Chlorella viruses or chloroviruses are large, icosahedral, plaque-forming, double-stranded-DNA-containing viruses that replicate in certain strains of the unicellular green alga Chlorella. DNA sequence analysis of the 330-kbp genome of Paramecium bursaria chlorella virus 1 (PBCV-1), the prototype of this virus family (Phycodnaviridae), predict ∼366 protein-encoding genes and 11 tRNA genes. The predicted gene products of ∼500f these genes resemble proteins of known function, including many that are completely unexpected for a virus. In addition, the chlorella viruses have several features and encode many gene products that distinguish them from most viruses. These products include: (1) multiple DNA methyltransferases and DNA site-specific endonucleases, (2) the enzymes required to glycosylate their proteins and synthesize polysaccharides such as hyaluronan and chitin, (3) a virus-encoded K+ channel (called Kcv) located in the internal membrane of the virions, (4) a SET domain containing protein (referred to as vSET) that dimethylates Lys27 in histone 3, and (5) PBCV-1 has three types of introns; a self-splicing intron, a spliceosomal processed intron, and a small tRNA intron. Accumulating evidence indicates that the chlorella viruses have a very long evolutionary history.

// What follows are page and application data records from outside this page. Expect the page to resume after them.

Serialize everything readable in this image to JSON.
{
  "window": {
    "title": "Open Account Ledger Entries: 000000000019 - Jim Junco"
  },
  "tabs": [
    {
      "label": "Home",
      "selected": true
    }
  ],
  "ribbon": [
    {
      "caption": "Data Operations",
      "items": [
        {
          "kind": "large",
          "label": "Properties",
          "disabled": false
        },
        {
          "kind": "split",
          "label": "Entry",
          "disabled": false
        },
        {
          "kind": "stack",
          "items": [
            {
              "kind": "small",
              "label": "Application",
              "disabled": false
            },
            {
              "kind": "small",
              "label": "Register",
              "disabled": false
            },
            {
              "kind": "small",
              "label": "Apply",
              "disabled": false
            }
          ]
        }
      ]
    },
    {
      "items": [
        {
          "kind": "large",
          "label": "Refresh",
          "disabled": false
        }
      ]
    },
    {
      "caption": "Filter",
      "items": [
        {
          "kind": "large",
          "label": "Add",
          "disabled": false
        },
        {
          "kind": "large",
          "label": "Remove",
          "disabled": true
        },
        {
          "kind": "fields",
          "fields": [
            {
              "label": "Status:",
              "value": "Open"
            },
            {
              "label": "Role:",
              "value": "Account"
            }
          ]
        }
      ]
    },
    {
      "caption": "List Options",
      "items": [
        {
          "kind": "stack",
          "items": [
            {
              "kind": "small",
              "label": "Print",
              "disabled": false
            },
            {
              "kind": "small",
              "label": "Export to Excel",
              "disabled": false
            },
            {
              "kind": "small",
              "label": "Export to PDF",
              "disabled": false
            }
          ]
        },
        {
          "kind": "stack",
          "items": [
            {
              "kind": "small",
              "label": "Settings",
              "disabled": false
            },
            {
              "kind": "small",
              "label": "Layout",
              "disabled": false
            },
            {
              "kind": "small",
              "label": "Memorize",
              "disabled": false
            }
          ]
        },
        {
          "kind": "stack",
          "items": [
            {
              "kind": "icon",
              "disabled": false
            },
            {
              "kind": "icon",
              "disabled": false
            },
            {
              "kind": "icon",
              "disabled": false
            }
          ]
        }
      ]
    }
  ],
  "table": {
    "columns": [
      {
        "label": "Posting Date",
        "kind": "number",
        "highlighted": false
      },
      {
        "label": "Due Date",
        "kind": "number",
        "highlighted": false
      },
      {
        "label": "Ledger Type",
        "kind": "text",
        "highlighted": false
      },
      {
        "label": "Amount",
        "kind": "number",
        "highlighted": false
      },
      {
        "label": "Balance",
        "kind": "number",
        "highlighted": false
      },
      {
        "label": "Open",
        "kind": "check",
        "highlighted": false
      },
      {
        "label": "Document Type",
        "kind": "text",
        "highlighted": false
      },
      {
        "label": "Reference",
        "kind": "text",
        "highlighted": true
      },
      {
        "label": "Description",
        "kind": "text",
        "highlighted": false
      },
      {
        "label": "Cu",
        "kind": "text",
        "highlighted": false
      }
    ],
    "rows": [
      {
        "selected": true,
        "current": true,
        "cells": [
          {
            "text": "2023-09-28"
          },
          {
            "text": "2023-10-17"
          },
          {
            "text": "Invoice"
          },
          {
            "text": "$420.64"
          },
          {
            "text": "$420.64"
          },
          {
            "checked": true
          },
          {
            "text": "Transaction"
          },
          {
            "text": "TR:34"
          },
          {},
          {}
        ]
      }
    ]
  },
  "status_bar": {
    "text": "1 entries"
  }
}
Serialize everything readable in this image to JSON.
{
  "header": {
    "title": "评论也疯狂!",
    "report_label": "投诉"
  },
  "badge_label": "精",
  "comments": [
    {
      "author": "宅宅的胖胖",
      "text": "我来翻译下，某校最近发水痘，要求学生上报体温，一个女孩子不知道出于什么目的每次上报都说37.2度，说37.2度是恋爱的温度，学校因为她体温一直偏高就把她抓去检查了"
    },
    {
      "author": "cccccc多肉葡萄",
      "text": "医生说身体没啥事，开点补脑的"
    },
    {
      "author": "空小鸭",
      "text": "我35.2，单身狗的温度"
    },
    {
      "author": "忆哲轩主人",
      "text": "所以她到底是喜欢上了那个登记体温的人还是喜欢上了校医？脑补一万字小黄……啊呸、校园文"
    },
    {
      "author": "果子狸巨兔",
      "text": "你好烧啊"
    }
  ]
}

This review mainly deals with research on the virion structure, genome rearrangements, gene expression, cell wall degradation, polysaccharide synthesis, and evolution of PBCV-1 as well as other related viruses.
journal title
Advances in Virus Research
volume
Volume 65
start page
293
end page
336
date of issued
2006
publisher
Elsevier Inc.
issn
0065-3527
ncid
publisher doi
pubmed id
language
eng
nii type
Journal Article
HU type
Journal Articles
DCMI type
text
format
application/pdf
text version
author
rights
Copyright (c) 2006 Elsevier Inc.
relation is version of URL
http://dx.doi.org/10.1016/S0065-3527(06)66006-5
department
Graduate School of Advanced Sciences of Matter